Previewing Texas A&M Football’s Offense for 2017
Junior receiver Christian Kirk and sophomore running back Trayveon Williams are big-time playmakers. Kirk has accumulated nearly 2,000 receiving yards in two seasons, while Williams rushed for 1,057 yards as a freshman. The Aggies are facing major questions almost everywhere else, though. Again, they will start the season with a new starting quarterback.
Whether that’s senior Jake Hubenak, the backup to Trevor Knight a year ago, redshirt freshman Nick Starkel or highly acclaimed true freshman prospect Kellen Mond likely won’t be determined until late August.
Kirk has caught 163 passes in his brief career, but the other receivers on the roster combined for just eight receptions a year ago. However, there is great optimism surrounding freshmen Quartney Davis, Jhamon Ausbon and Hezekiah Jones.
Interior linemen Connor Lanfear, Colton Prater and Erik McCoy anchor an offensive line that enabled A&M to average 211.8 rushing yards per game and allowed just 21 sacks in 2016. New starters are needed at tackle. Promising junior Koda Martin is expected to step in at left tackle, where the Aggies have excelled the last five years.

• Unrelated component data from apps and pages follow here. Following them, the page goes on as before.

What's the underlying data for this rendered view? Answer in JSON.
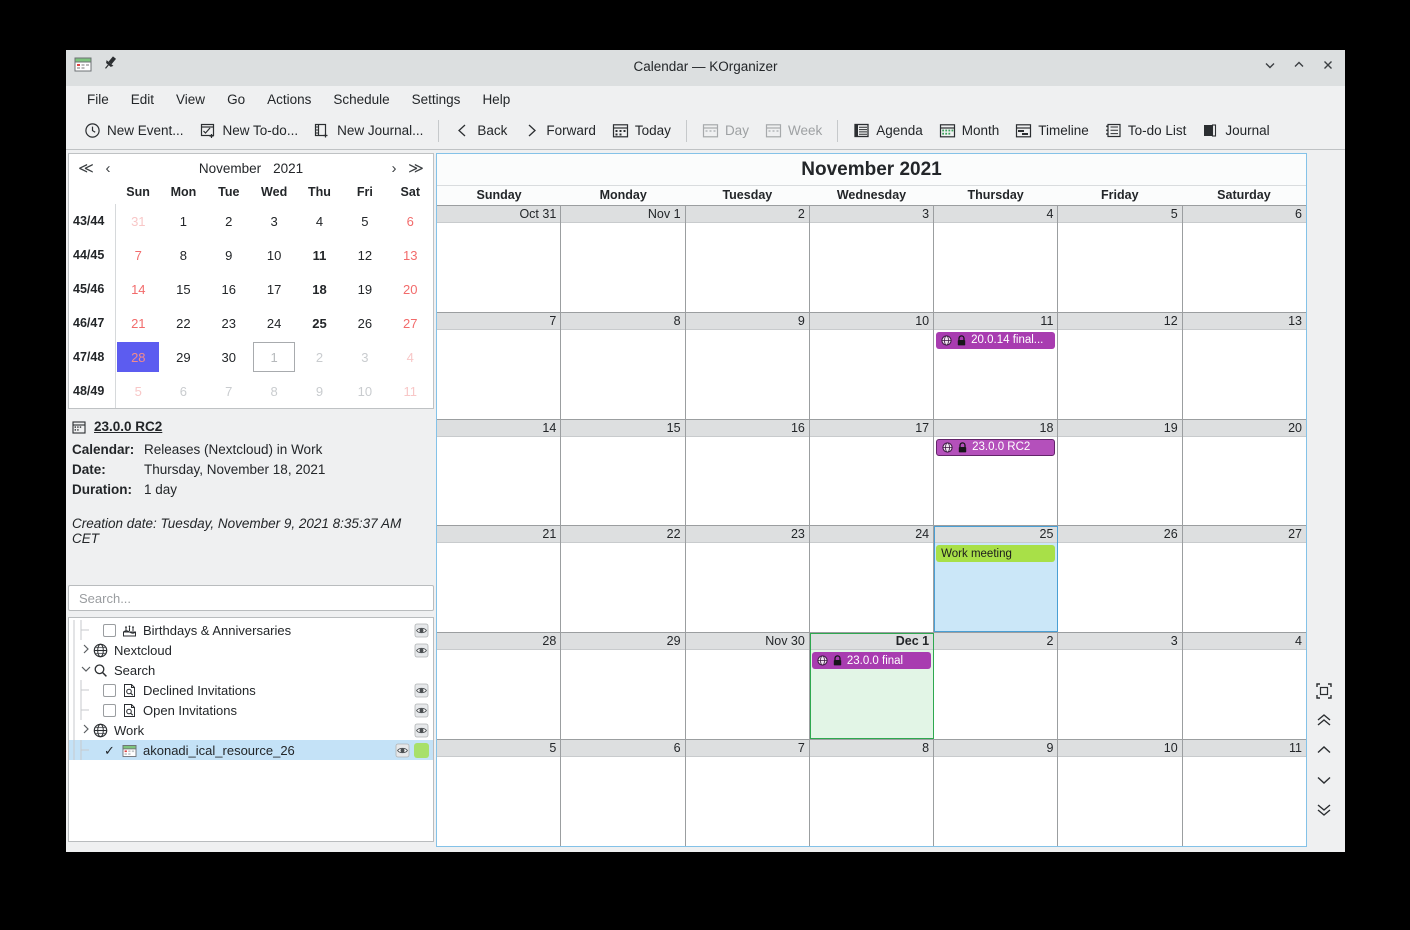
{
  "window": {
    "title": "Calendar — KOrganizer",
    "app_icon": "calendar-icon",
    "pin_icon": "pin-icon",
    "buttons": [
      {
        "name": "minimize-button",
        "glyph": "chevron-down-icon"
      },
      {
        "name": "maximize-button",
        "glyph": "chevron-up-icon"
      },
      {
        "name": "close-button",
        "glyph": "close-icon"
      }
    ]
  },
  "menubar": {
    "items": [
      {
        "label": "File"
      },
      {
        "label": "Edit"
      },
      {
        "label": "View"
      },
      {
        "label": "Go"
      },
      {
        "label": "Actions"
      },
      {
        "label": "Schedule"
      },
      {
        "label": "Settings"
      },
      {
        "label": "Help"
      }
    ]
  },
  "toolbar": {
    "items": [
      {
        "label": "New Event...",
        "icon": "clock-icon",
        "disabled": false
      },
      {
        "label": "New To-do...",
        "icon": "todo-icon",
        "disabled": false
      },
      {
        "label": "New Journal...",
        "icon": "journal-new-icon",
        "disabled": false
      },
      {
        "label": "Back",
        "icon": "chevron-left-icon",
        "disabled": false
      },
      {
        "label": "Forward",
        "icon": "chevron-right-icon",
        "disabled": false
      },
      {
        "label": "Today",
        "icon": "calendar-today-icon",
        "disabled": false
      },
      {
        "label": "Day",
        "icon": "calendar-day-icon",
        "disabled": true
      },
      {
        "label": "Week",
        "icon": "calendar-week-icon",
        "disabled": true
      },
      {
        "label": "Agenda",
        "icon": "agenda-icon",
        "disabled": false
      },
      {
        "label": "Month",
        "icon": "calendar-month-icon",
        "disabled": false
      },
      {
        "label": "Timeline",
        "icon": "timeline-icon",
        "disabled": false
      },
      {
        "label": "To-do List",
        "icon": "todo-list-icon",
        "disabled": false
      },
      {
        "label": "Journal",
        "icon": "journal-icon",
        "disabled": false
      }
    ]
  },
  "minicalendar": {
    "month": "November",
    "year": "2021",
    "nav": {
      "prev_year": "double-chevron-left-icon",
      "prev_month": "chevron-left-icon",
      "next_month": "chevron-right-icon",
      "next_year": "double-chevron-right-icon"
    },
    "weekday_headers": [
      "Sun",
      "Mon",
      "Tue",
      "Wed",
      "Thu",
      "Fri",
      "Sat"
    ],
    "rows": [
      {
        "week": "43/44",
        "days": [
          {
            "d": "31",
            "weekend": true,
            "other": true
          },
          {
            "d": "1"
          },
          {
            "d": "2"
          },
          {
            "d": "3"
          },
          {
            "d": "4"
          },
          {
            "d": "5"
          },
          {
            "d": "6",
            "weekend": true
          }
        ]
      },
      {
        "week": "44/45",
        "days": [
          {
            "d": "7",
            "weekend": true
          },
          {
            "d": "8"
          },
          {
            "d": "9"
          },
          {
            "d": "10"
          },
          {
            "d": "11",
            "bold": true
          },
          {
            "d": "12"
          },
          {
            "d": "13",
            "weekend": true
          }
        ]
      },
      {
        "week": "45/46",
        "days": [
          {
            "d": "14",
            "weekend": true
          },
          {
            "d": "15"
          },
          {
            "d": "16"
          },
          {
            "d": "17"
          },
          {
            "d": "18",
            "bold": true
          },
          {
            "d": "19"
          },
          {
            "d": "20",
            "weekend": true
          }
        ]
      },
      {
        "week": "46/47",
        "days": [
          {
            "d": "21",
            "weekend": true
          },
          {
            "d": "22"
          },
          {
            "d": "23"
          },
          {
            "d": "24"
          },
          {
            "d": "25",
            "bold": true
          },
          {
            "d": "26"
          },
          {
            "d": "27",
            "weekend": true
          }
        ]
      },
      {
        "week": "47/48",
        "days": [
          {
            "d": "28",
            "weekend": true,
            "selected": true
          },
          {
            "d": "29"
          },
          {
            "d": "30"
          },
          {
            "d": "1",
            "other": true,
            "today": true
          },
          {
            "d": "2",
            "other": true
          },
          {
            "d": "3",
            "other": true
          },
          {
            "d": "4",
            "weekend": true,
            "other": true
          }
        ]
      },
      {
        "week": "48/49",
        "days": [
          {
            "d": "5",
            "weekend": true,
            "other": true
          },
          {
            "d": "6",
            "other": true
          },
          {
            "d": "7",
            "other": true
          },
          {
            "d": "8",
            "other": true
          },
          {
            "d": "9",
            "other": true
          },
          {
            "d": "10",
            "other": true
          },
          {
            "d": "11",
            "weekend": true,
            "other": true
          }
        ]
      }
    ]
  },
  "details": {
    "icon": "calendar-event-icon",
    "title": "23.0.0 RC2",
    "fields": [
      {
        "key": "Calendar:",
        "value": "Releases (Nextcloud) in Work"
      },
      {
        "key": "Date:",
        "value": "Thursday, November 18, 2021"
      },
      {
        "key": "Duration:",
        "value": "1 day"
      }
    ],
    "creation": "Creation date: Tuesday, November 9, 2021 8:35:37 AM CET"
  },
  "search": {
    "placeholder": "Search...",
    "value": ""
  },
  "collections": [
    {
      "label": "Birthdays & Anniversaries",
      "indent": 1,
      "checkbox": "unchecked",
      "icon": "cake-icon",
      "expander": "",
      "eye": true
    },
    {
      "label": "Nextcloud",
      "indent": 0,
      "checkbox": "none",
      "icon": "globe-icon",
      "expander": "collapsed",
      "eye": true
    },
    {
      "label": "Search",
      "indent": 0,
      "checkbox": "none",
      "icon": "magnifier-icon",
      "expander": "expanded",
      "eye": false
    },
    {
      "label": "Declined Invitations",
      "indent": 1,
      "checkbox": "unchecked",
      "icon": "document-search-icon",
      "expander": "",
      "eye": true
    },
    {
      "label": "Open Invitations",
      "indent": 1,
      "checkbox": "unchecked",
      "icon": "document-search-icon",
      "expander": "",
      "eye": true
    },
    {
      "label": "Work",
      "indent": 0,
      "checkbox": "none",
      "icon": "globe-icon",
      "expander": "collapsed",
      "eye": true
    },
    {
      "label": "akonadi_ical_resource_26",
      "indent": 1,
      "checkbox": "checked",
      "icon": "calendar-icon",
      "expander": "",
      "eye": true,
      "selected": true,
      "color": "#a8e06a"
    }
  ],
  "monthview": {
    "title": "November 2021",
    "weekday_headers": [
      "Sunday",
      "Monday",
      "Tuesday",
      "Wednesday",
      "Thursday",
      "Friday",
      "Saturday"
    ],
    "weeks": [
      [
        {
          "label": "Oct 31",
          "events": []
        },
        {
          "label": "Nov 1",
          "events": []
        },
        {
          "label": "2",
          "events": []
        },
        {
          "label": "3",
          "events": []
        },
        {
          "label": "4",
          "events": []
        },
        {
          "label": "5",
          "events": []
        },
        {
          "label": "6",
          "events": []
        }
      ],
      [
        {
          "label": "7",
          "events": []
        },
        {
          "label": "8",
          "events": []
        },
        {
          "label": "9",
          "events": []
        },
        {
          "label": "10",
          "events": []
        },
        {
          "label": "11",
          "events": [
            {
              "text": "20.0.14 final...",
              "color": "#a83cb0",
              "icons": [
                "globe-icon",
                "lock-icon"
              ]
            }
          ]
        },
        {
          "label": "12",
          "events": []
        },
        {
          "label": "13",
          "events": []
        }
      ],
      [
        {
          "label": "14",
          "events": []
        },
        {
          "label": "15",
          "events": []
        },
        {
          "label": "16",
          "events": []
        },
        {
          "label": "17",
          "events": []
        },
        {
          "label": "18",
          "events": [
            {
              "text": "23.0.0 RC2",
              "color": "#b450bb",
              "icons": [
                "globe-icon",
                "lock-icon"
              ],
              "selected": true
            }
          ]
        },
        {
          "label": "19",
          "events": []
        },
        {
          "label": "20",
          "events": []
        }
      ],
      [
        {
          "label": "21",
          "events": []
        },
        {
          "label": "22",
          "events": []
        },
        {
          "label": "23",
          "events": []
        },
        {
          "label": "24",
          "events": []
        },
        {
          "label": "25",
          "events": [
            {
              "text": "Work meeting",
              "color": "#a8e048",
              "textcolor": "#1c1c1c"
            }
          ],
          "selected": true
        },
        {
          "label": "26",
          "events": []
        },
        {
          "label": "27",
          "events": []
        }
      ],
      [
        {
          "label": "28",
          "events": []
        },
        {
          "label": "29",
          "events": []
        },
        {
          "label": "Nov 30",
          "events": []
        },
        {
          "label": "Dec 1",
          "events": [
            {
              "text": "23.0.0 final",
              "color": "#a83cb0",
              "icons": [
                "globe-icon",
                "lock-icon"
              ]
            }
          ],
          "today": true
        },
        {
          "label": "2",
          "events": []
        },
        {
          "label": "3",
          "events": []
        },
        {
          "label": "4",
          "events": []
        }
      ],
      [
        {
          "label": "5",
          "events": []
        },
        {
          "label": "6",
          "events": []
        },
        {
          "label": "7",
          "events": []
        },
        {
          "label": "8",
          "events": []
        },
        {
          "label": "9",
          "events": []
        },
        {
          "label": "10",
          "events": []
        },
        {
          "label": "11",
          "events": []
        }
      ]
    ]
  },
  "rightstrip": {
    "buttons": [
      {
        "name": "fit-icon"
      },
      {
        "name": "double-chevron-up-icon"
      },
      {
        "name": "chevron-up-icon"
      },
      {
        "name": "chevron-down-icon"
      },
      {
        "name": "double-chevron-down-icon"
      }
    ]
  },
  "colors": {
    "selection_blue": "#5c5cf0",
    "today_green": "#2ea84f",
    "event_purple": "#a83cb0",
    "event_green": "#a8e048",
    "panel": "#eff0f1"
  }
}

Previewing Texas A&M Football’s Defense for 2017
However, the Aggies’ primary worry continues to be its porous run defense and lackluster linebacker play. Fingers are crossed both will be much improved. That could happen if they get better in the middle. Junior Otaro Alaka may get the call there, although he’s performed better on the weak side. Sophomore Tyrel Dodson is another possibility to fill that void. Heralded true freshman Anthony Hines could also make an immediate impact.
A&M projects to be very good in the interior line. Defensive tackle Kingsley Keke looks to take the step from effective starter to genuine star. Senior Zaycoven Henderson is also coming off his best year. The ends are much more uncertain with Qualen Cunningham and Jarrett Johnson, who have been moderately productive in backup roles. Junior college transfer Micheal Clemons also was brought in to boost the pass rush.
Safety Armani Watts will contend for All-SEC recognition, but much better play is needed from the cornerbacks.
Previewing Texas A&M Football’s Specialists for 2017
As his All-America credentials suggest, Kirk is among the elite in the country at returning punts. He just needs more chances. In 26 career games, he’s returned only 27 punts, yet he’s averaged 23.0 yards per return and has scored five touchdowns. Punter Shane Tripucka is almost as good but needs to be more consistent. Last season he averaged 42.9 yards per attempt with 27 kicks downed inside the 20-yard line. More consistency is also needed from kicker Daniel LaCamera. He converted 17-of-24 field goal attempts, but four misses came inside 40 yards. A reliable kickoff returner is needed.
The Aggies are trying to end a trend of three consecutive 8–5 seasons that have featured late-season collapses. Also, they haven’t finished higher than fourth in the SEC West since 2012. Inexperience at quarterback, issues in run defense and dependency on unproven players render the season outlook quite suspect. The schedule won’t do them many favors, either, with road trips to UCLA, Florida, LSU and Ole Miss, where they typically struggle.
Coach Kevin Sumlin’s job could be in jeopardy if the Aggies cannot break out of their 8–5 rut. Ironically one of Sumlin’s best coaching efforts may be required this season for A&M to post eight victories.